**WHAT YOU NEED TO DO:**
If a line in the entries below holds the string "screenshot", copy it.

────

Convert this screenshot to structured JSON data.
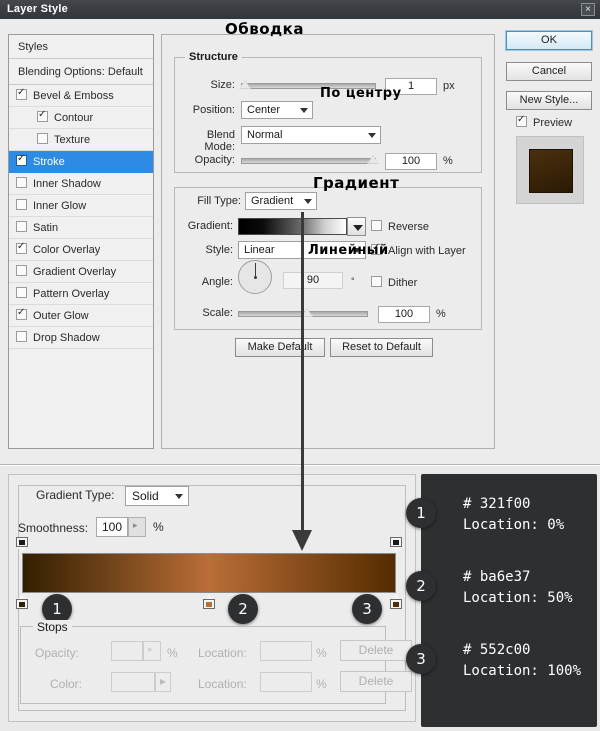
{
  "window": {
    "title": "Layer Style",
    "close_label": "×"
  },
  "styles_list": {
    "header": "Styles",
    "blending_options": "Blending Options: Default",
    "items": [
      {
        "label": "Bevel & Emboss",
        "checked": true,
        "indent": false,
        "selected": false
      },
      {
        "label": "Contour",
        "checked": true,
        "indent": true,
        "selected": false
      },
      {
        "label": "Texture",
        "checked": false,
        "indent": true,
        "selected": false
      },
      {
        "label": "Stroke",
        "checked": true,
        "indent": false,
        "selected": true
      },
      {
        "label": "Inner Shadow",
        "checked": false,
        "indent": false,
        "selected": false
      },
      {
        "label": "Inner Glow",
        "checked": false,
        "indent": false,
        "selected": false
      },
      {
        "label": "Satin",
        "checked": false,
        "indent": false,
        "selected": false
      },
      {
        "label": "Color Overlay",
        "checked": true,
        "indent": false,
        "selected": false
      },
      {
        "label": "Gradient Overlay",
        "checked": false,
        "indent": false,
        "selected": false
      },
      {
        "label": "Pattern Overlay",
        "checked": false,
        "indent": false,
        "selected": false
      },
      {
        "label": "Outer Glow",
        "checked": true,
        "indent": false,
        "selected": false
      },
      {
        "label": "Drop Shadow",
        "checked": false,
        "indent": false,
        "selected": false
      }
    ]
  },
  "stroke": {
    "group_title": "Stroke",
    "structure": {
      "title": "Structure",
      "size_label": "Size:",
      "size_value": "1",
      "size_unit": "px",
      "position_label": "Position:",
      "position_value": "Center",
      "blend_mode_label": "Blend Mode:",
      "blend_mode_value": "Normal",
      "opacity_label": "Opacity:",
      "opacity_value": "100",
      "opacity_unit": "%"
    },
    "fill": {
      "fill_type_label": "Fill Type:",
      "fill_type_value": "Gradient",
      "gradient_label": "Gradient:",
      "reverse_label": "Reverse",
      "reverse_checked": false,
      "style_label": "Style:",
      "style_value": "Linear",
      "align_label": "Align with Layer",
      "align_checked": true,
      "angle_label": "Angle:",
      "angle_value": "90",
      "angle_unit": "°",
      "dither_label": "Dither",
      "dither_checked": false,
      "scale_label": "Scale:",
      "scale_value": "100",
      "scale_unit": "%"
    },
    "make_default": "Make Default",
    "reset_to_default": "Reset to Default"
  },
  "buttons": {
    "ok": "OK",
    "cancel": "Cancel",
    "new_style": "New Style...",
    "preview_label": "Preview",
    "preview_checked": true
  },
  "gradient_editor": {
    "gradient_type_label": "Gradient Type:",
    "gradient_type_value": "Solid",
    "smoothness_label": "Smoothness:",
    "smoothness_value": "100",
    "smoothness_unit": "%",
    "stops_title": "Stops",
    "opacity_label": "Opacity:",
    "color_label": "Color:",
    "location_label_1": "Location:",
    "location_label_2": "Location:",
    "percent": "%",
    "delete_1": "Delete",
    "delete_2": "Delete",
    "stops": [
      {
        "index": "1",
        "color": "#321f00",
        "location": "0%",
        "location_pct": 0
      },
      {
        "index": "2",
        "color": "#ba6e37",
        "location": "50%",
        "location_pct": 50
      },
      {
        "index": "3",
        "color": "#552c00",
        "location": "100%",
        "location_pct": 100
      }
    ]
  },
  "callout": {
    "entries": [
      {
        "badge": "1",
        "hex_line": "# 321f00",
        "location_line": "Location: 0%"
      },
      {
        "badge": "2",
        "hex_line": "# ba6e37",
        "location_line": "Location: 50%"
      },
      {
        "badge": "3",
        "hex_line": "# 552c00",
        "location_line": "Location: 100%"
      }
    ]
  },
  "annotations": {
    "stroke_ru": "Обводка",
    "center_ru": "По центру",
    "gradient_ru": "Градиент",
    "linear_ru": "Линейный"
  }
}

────

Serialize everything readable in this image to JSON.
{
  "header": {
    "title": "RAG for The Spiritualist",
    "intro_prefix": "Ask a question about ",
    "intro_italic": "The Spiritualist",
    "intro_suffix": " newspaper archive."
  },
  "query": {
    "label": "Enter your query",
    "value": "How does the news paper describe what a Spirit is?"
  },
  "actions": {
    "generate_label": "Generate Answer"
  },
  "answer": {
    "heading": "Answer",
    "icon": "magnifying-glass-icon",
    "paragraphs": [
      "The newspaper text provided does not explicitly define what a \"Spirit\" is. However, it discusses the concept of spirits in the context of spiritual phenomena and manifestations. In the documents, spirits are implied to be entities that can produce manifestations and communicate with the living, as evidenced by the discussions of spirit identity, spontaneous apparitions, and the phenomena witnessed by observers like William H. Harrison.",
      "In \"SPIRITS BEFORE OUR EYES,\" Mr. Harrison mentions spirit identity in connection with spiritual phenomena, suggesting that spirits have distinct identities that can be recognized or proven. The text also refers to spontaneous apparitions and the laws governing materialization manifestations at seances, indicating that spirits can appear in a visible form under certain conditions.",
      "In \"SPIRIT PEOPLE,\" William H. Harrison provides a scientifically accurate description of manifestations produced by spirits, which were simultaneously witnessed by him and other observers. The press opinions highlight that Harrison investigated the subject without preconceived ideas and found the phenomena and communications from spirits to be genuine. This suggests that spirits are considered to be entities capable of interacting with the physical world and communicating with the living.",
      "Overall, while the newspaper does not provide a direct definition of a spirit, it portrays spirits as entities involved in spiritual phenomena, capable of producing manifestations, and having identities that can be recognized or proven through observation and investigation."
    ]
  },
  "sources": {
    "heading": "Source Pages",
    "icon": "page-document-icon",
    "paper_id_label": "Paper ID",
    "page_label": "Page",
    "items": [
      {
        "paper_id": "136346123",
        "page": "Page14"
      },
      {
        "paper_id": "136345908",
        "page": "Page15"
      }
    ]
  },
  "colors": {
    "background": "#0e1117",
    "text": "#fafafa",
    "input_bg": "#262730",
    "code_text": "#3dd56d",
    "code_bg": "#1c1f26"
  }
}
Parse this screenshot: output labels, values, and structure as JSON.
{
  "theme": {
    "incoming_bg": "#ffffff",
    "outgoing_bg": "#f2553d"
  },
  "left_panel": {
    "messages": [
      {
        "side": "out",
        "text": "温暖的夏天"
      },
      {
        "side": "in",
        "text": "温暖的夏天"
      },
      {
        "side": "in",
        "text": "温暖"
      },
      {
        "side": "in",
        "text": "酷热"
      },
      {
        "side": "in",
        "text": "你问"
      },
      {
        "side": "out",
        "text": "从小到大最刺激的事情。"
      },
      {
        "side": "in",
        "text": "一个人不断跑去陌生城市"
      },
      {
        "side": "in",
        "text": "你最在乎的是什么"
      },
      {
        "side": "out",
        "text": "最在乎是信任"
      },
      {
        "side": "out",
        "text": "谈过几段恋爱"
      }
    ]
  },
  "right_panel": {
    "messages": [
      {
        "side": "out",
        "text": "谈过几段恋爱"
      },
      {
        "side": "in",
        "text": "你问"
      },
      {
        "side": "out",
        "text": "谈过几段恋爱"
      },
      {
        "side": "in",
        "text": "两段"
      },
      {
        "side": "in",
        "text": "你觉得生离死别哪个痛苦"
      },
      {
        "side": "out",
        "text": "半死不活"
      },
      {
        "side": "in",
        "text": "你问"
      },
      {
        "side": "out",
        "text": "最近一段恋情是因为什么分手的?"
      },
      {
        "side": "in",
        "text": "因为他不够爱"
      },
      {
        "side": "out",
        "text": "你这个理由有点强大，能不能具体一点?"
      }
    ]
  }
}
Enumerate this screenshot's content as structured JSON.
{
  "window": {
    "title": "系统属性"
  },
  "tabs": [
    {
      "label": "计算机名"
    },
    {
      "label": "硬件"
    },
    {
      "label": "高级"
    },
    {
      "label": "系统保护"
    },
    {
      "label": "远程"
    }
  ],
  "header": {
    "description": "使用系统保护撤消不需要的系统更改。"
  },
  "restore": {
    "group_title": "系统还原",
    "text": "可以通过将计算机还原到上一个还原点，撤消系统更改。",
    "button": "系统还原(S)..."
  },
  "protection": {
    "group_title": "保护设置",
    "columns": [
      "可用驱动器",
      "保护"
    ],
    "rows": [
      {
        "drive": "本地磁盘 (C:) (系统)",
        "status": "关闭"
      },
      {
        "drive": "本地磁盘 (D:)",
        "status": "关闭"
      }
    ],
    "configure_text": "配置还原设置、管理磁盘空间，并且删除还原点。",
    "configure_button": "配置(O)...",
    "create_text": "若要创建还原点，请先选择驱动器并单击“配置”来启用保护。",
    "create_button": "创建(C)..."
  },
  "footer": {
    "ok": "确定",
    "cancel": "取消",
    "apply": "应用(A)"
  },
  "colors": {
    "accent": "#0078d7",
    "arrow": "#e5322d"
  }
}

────

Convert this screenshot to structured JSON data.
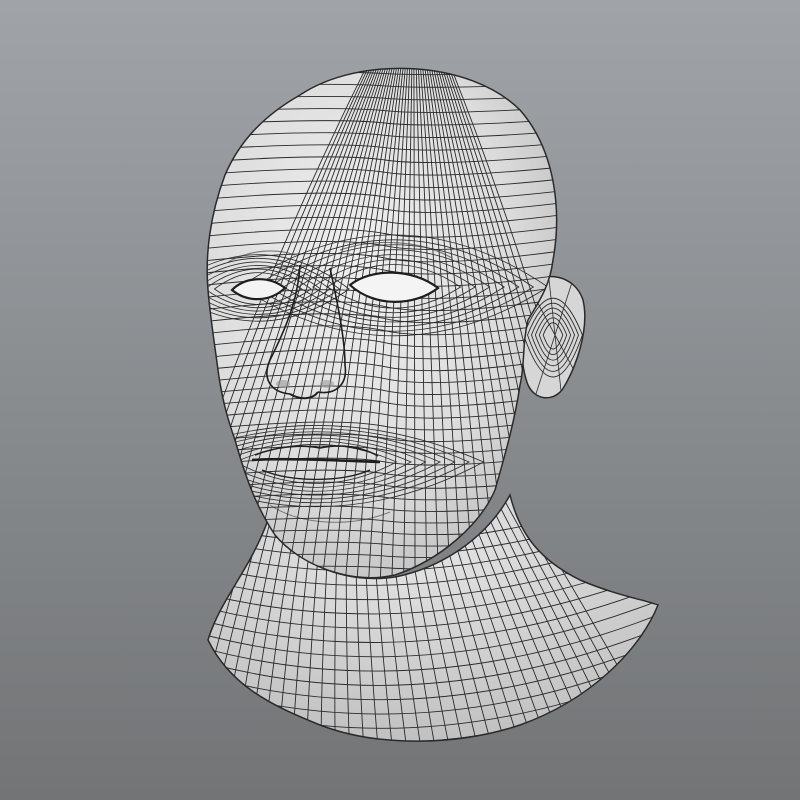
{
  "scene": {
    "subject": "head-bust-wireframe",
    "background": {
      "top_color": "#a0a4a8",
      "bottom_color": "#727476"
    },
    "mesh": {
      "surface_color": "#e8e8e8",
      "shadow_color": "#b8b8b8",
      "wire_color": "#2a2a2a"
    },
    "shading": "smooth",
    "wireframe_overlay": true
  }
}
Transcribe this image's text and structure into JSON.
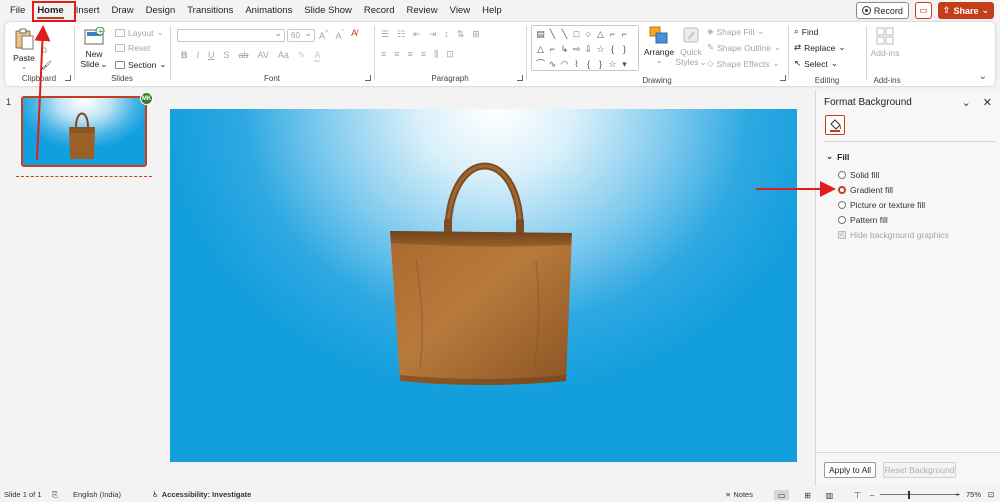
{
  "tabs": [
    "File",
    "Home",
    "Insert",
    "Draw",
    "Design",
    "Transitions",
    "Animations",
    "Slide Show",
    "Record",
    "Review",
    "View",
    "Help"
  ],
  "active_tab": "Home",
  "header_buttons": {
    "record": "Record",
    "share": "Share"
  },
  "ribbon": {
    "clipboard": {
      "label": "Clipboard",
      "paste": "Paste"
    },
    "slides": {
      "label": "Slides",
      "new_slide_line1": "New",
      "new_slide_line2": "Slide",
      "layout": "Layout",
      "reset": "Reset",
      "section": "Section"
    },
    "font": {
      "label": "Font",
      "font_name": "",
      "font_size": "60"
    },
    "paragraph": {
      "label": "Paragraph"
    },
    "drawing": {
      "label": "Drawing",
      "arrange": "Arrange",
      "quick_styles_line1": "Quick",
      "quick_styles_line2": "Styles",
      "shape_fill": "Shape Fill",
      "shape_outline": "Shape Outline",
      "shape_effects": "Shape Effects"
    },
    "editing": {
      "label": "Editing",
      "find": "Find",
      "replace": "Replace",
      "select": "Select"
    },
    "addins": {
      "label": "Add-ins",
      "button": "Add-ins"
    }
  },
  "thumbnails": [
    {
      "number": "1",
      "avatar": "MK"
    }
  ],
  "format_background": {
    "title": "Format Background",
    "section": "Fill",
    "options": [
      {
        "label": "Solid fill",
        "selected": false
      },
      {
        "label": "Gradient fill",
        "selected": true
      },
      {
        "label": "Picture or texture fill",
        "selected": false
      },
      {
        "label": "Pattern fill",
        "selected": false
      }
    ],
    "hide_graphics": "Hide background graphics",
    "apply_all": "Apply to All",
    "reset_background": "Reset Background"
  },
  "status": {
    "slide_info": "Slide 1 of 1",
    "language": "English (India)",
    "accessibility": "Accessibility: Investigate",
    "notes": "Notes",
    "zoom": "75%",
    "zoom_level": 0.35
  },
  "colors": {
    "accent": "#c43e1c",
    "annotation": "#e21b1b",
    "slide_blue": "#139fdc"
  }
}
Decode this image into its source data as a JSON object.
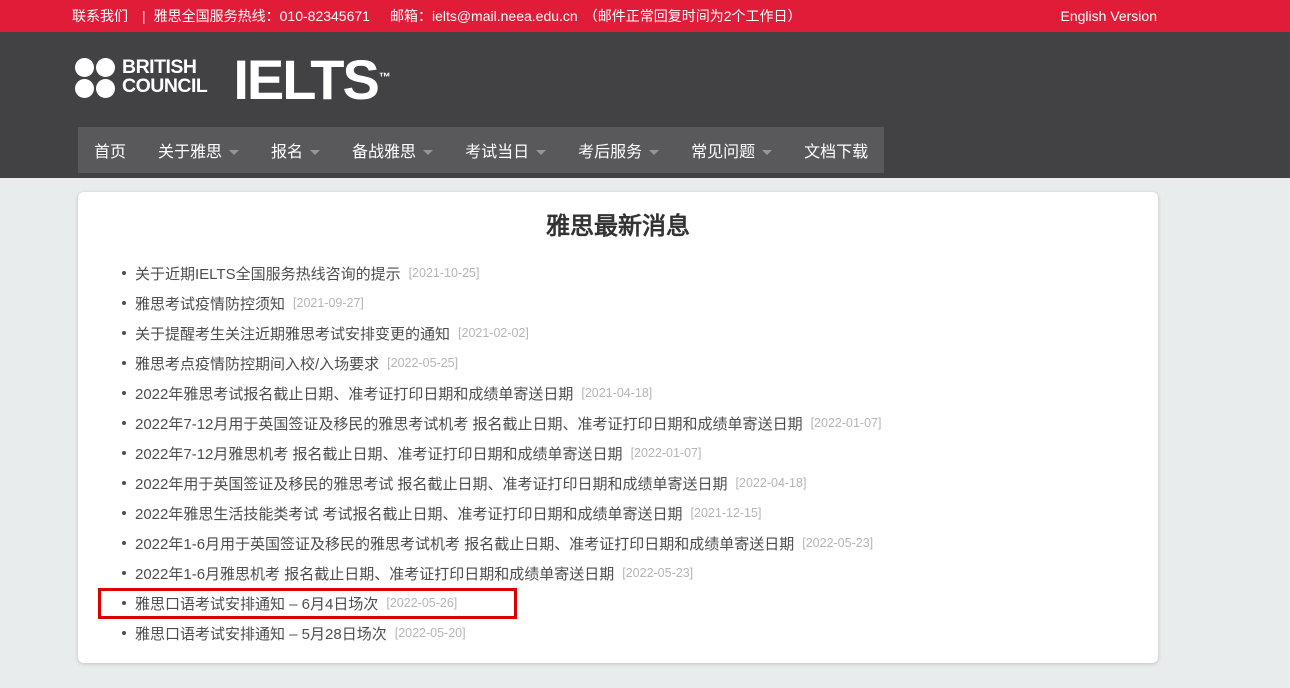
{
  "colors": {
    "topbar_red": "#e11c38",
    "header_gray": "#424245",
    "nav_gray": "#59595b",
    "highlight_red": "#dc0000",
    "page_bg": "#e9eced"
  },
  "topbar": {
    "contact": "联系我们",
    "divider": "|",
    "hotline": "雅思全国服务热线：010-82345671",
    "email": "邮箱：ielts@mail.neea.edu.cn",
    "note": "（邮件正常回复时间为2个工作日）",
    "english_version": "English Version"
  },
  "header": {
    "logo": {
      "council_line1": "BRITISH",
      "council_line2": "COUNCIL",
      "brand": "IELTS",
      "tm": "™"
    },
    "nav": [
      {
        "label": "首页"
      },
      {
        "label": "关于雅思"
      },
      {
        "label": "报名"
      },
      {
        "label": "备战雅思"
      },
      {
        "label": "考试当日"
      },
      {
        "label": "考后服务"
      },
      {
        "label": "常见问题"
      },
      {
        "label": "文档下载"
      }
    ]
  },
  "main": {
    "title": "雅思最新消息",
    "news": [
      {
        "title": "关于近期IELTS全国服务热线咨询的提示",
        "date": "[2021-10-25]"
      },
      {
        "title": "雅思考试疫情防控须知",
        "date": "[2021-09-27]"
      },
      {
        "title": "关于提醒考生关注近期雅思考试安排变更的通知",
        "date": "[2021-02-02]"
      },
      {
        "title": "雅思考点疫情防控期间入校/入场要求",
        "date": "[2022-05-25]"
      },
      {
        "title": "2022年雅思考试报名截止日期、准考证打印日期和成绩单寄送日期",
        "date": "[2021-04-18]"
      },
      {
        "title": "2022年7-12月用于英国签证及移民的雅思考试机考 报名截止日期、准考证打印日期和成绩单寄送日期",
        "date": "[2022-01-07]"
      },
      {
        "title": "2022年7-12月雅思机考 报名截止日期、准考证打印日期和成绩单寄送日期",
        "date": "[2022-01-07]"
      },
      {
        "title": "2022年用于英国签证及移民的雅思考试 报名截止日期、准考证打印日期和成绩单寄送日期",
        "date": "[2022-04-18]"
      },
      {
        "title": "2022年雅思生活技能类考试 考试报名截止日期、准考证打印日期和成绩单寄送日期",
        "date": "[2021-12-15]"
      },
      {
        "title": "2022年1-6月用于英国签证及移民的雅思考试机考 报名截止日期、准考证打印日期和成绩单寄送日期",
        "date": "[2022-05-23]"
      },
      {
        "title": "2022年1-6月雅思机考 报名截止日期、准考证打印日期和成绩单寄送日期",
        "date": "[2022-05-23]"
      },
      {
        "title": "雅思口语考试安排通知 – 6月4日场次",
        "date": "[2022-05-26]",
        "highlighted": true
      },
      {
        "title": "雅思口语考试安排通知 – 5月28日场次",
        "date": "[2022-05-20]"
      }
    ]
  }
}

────

**ANSWER TO THE PROBLEM:**
Convert this screenshot to structured JSON data.
Parse this screenshot: output labels, values, and structure as JSON.
Enumerate this screenshot's content as structured JSON.
Convert this screenshot to structured JSON data.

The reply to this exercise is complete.